"He is calling us in."
Translation:Il fait appel à nous.
"Il nous appelle dedans" is a direct translation which no French will ever say. At best, you could say "Il nous fait entrer/Il nous invite à entrer" (but the "calling" is not implied) or "Il nous appelle pour que nous entrions" which is quite a mouthful.
The original French sentence is "il fait appel à nous" which means that he is consulting us or hiring us for a specific task/job.
Here, I'm asked to translate from English, "He is calling us in," to French, and am given that the correct answer is, "il nous appelle," which seems to be saying, "He is calling us."
In English, calling a person in is an idiom that means the person presence is officially demanded at an official location. "The spy saw the red string tied to the wire and knew that he was being called in." He gets on a plane for London. "After having a fight during lunch, my teacher told me the principal was calling me in." I have to go to the Principal's office to be punished.
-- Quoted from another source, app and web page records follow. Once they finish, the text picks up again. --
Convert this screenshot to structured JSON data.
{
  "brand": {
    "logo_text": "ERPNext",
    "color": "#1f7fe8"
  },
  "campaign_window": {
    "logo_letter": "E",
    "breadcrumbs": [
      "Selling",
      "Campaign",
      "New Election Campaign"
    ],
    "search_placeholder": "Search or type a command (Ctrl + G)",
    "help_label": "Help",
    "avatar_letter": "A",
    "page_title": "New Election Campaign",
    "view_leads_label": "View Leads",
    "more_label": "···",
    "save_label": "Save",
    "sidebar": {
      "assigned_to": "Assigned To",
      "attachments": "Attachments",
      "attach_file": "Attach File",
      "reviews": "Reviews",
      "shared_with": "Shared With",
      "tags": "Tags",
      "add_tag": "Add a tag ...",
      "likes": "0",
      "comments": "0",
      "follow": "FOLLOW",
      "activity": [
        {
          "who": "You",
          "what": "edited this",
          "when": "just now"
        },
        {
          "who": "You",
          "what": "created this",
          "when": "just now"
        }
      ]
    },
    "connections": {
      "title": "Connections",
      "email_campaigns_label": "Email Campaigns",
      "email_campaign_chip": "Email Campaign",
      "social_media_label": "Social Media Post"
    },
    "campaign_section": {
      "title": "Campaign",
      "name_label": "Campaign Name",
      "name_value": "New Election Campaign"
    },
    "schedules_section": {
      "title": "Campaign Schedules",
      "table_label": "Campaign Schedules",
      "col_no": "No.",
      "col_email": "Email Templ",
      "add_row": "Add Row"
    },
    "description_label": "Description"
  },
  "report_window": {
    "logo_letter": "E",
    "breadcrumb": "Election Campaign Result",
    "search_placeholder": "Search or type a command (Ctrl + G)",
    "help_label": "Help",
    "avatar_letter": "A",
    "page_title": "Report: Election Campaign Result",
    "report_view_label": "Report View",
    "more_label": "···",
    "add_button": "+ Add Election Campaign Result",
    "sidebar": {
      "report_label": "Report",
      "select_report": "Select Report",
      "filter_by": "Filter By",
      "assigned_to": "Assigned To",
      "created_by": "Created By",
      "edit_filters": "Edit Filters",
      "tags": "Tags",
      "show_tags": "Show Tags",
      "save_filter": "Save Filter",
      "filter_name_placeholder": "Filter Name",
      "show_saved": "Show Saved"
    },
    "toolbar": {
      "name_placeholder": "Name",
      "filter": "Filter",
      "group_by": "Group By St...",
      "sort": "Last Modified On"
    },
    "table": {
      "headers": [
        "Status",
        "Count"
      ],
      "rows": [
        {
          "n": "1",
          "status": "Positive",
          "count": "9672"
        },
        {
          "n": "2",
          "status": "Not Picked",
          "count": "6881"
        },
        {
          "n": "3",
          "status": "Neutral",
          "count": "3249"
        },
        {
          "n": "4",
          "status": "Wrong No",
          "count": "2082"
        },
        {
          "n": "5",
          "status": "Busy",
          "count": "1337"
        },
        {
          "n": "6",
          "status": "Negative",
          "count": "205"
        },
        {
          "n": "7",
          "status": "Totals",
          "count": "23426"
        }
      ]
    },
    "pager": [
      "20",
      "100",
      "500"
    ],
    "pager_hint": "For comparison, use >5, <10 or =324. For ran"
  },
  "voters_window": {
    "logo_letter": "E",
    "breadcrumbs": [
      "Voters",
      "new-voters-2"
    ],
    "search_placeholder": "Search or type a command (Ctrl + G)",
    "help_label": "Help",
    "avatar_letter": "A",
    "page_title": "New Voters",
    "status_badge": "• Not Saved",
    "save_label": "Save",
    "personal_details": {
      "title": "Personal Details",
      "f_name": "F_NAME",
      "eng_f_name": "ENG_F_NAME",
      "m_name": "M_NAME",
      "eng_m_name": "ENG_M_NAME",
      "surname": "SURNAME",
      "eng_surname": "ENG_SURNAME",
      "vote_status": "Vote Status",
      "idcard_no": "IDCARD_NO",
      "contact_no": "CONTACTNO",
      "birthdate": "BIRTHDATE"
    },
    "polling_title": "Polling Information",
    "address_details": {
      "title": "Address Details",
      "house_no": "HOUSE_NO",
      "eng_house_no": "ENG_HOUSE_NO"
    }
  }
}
Note that, although there could have been one, in neither case is there an actual call being made, as the idiom has nothing to do with an actual call, but only with the demand being made.
I assume there is a similar statement in French. My question is: is this, "il nous appelle," or even, "Il fait appel à nous," (he makes a call to us) the phrase you would actually use for this?
To me (British english) this means someone who is calling to those outside to come inside. Having read the various comments I can see that it is more of an american expression meaning to call in workmen etc. But can someone tell me how you would call someone inside in French. e.g. "he called the children in for dinner"?
The movement expressed by "in" would not be translated in the French equivalent: "il a appelé les enfants pour (le) dîner".
If it were important to specify that the children were outside at the time he called them, we would say "il a appelé les enfants pour qu'ils rentrent dîner" (a mouthful!).